New study warns of unhealthy indoor air pollution at the gym November 20, 2014
Many residents of Bakersfield and the San Joaquin Valley, concerned about their health and physical fitness, hit the gym several times a week to get into or maintain their shape. Be it running on a treadmill, trudging up and down on a stair climbing machine, taking a spin class, or simply lifting weights, going to the gym has become a frequent habit for the healthy minded. However, except for the occasional turned-up nose when encountering a fellow gym member who, shall we say, has less than perfect personal hygiene, most people give little thought to the quality of the air that they breathe inside the gym when they work out.
A new study, to be published next month in the journal, Building Environment, raises questions about just how healthy the air in many gyms is. Entitled, “Exposure to indoor air pollutants during physical activity in fitness centers,” researchers tested the air inside 11 different fitness centers in Lisbon, Spain. Their findings were somewhat disturbing and should cause many to question how management at their own gyms is addressing indoor air quality (IAQ).
Valley recycling firms to get CalRecycle grants to reduce GHG emissions November 21, 2014
Three San Joaquin Valley recycling businesses and five other state firms will share $19.5 million in newly established greenhouse gas reduction (GHG) grants, according to an announcement from the California Department of Resources Recycling and Recovery (CalRecycle) this past week. The monies will be used to construct or expand new and existing facilities, and to upgrade equipment to allow the processing of more recycled materials.
California’s Budget Act of 2014 authorized CalRecycle to issue the grants, which use proceeds from the state’s Greenhouse Gas Reduction Fund, for projects resulting in reduced GHG emissions. Those projects also will help California reach its statewide goal of 75 percent recycling, composting, and source reduction by 2020. The fund is part of California’s Cap-and-Trade program, administered by the California Air Resources Board (ARB). CalRecycle worked closely with ARB in determining who would get the grants. The grants were issued under two different funding programs. CalRecycle’s Organics Grant Program and CalRecycle’s Recycled Fiber, Plastic, and Glass Grant Program.
Telecom giant AT&T penalized $51.8 million for hazardous waste violations November 21, 2014

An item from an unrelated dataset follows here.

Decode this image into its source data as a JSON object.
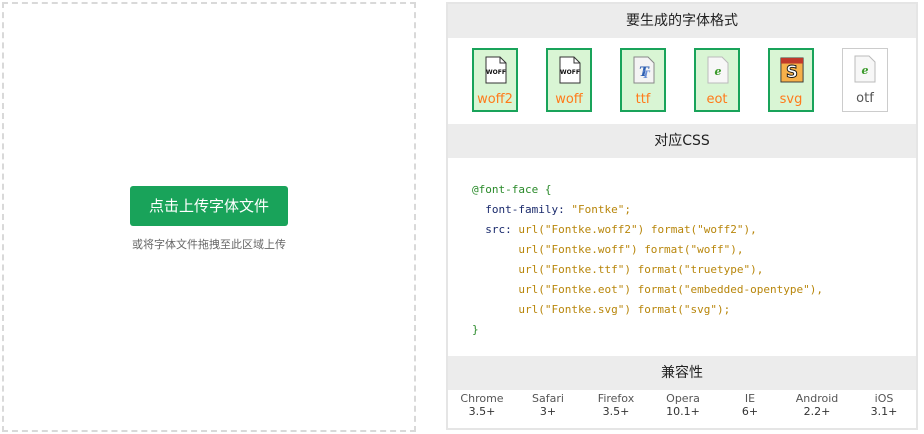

Telecommunications giant AT&T agreed to a $51.8 million settlement with the State of California to resolve charges that employees at hundreds of its California facilities illegally disposed of hazardous waste and other materials for nine years. The settlement was jointly announced this week by California Attorney General Kamala D. Harris and Alameda County District Attorney Nancy E. O’Malley. This is the first enforcement action in California against a telecommunications company for its management of electronic waste.
Several of the facilities are located in the San Joaquin Valley, including three here in Bakersfield. The Bakersfield facilities were located at 101 V St., 3221 S. H St., and 5650 Aldrin Ct.

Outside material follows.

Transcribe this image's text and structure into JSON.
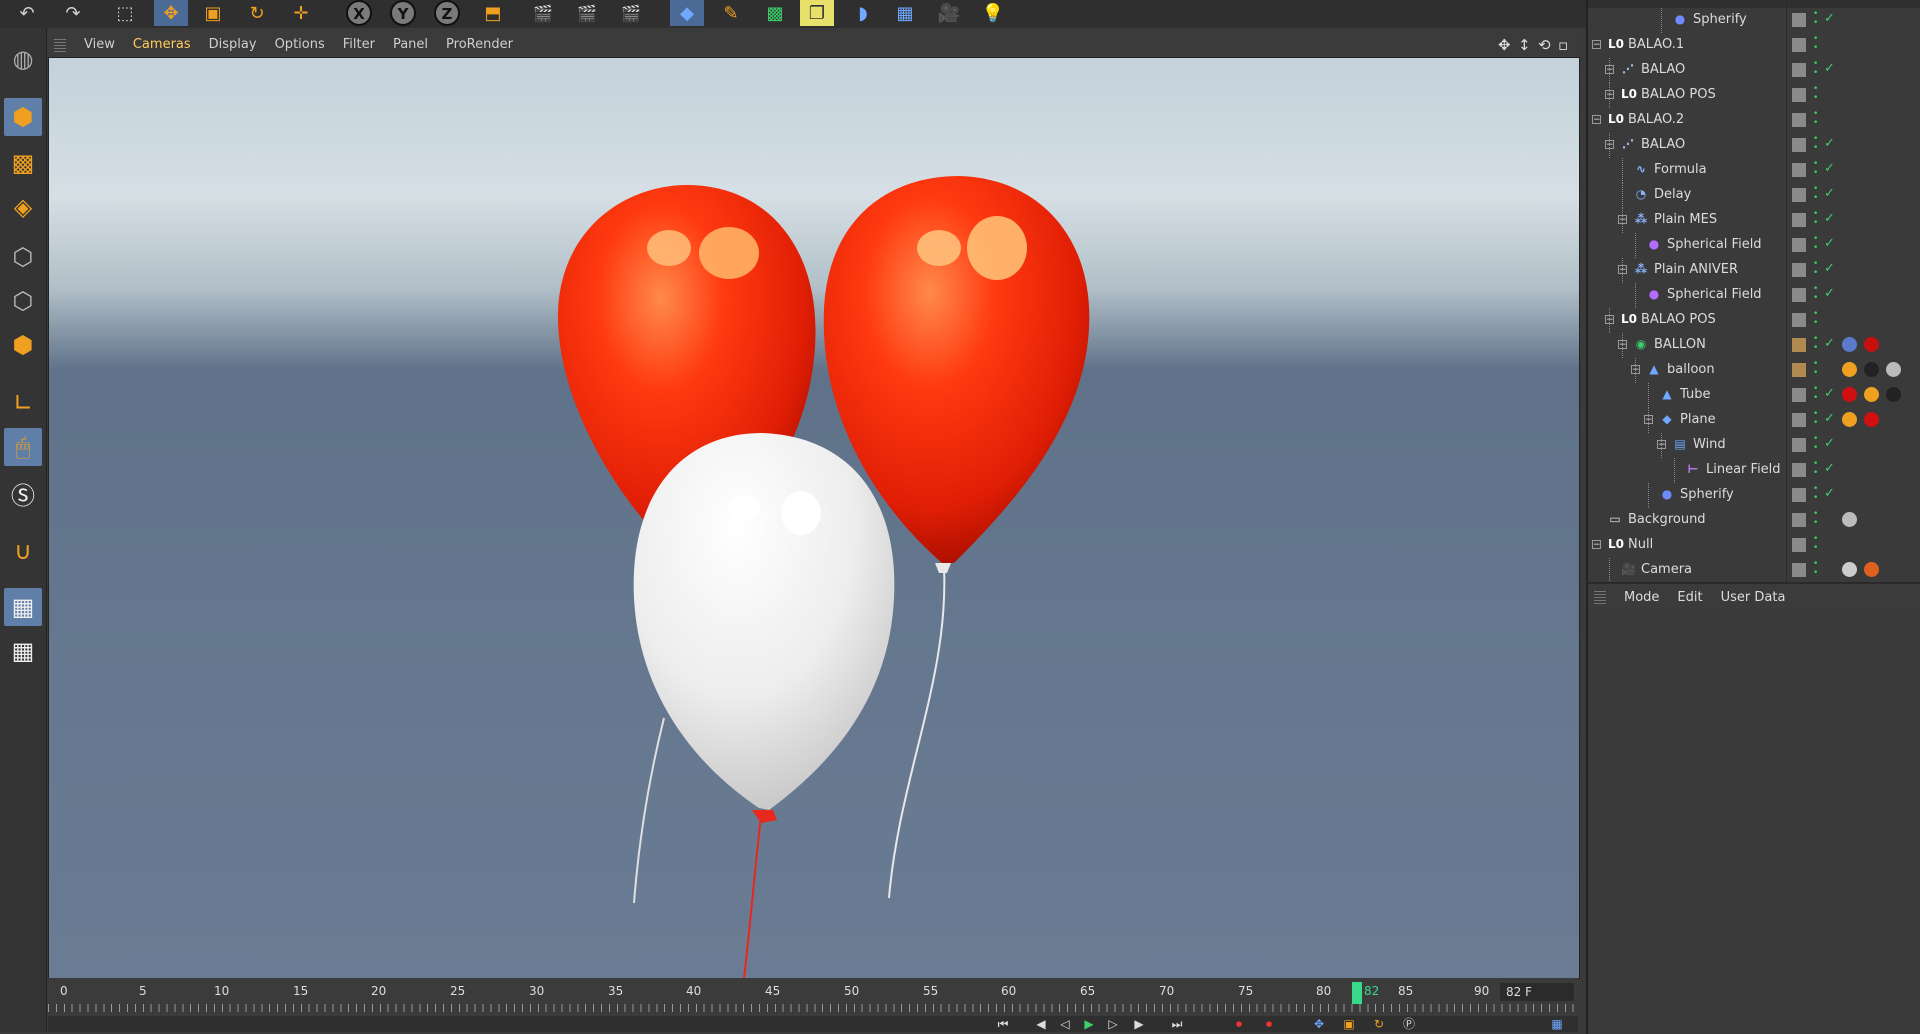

ARB fines 3 more companies for illegal gasoline November 21, 2014
California’s Air Resources Board (ARB) announced this week that it has fined three gasoline suppliers for gasoline that did not comply with California’s air quality regulations. Houston-based Vitol, Inc., Petro-Diamond of Irvine, and Shell Oil Products US were fined $70,000, $50,000, and $45,000 respectively.
The fines resulted from violations of California specifications for Reformulated Gasoline Blendstock for Oxygenate Blending, known as CARBOB. In order to make the final blend, an oxygenate such as ethanol is added to the CARBOB to make the final product sold at gasoline stations. In each case here, the Reid Vapor Pressure (RVP) of the CARBOB was too high, exceeding state standards.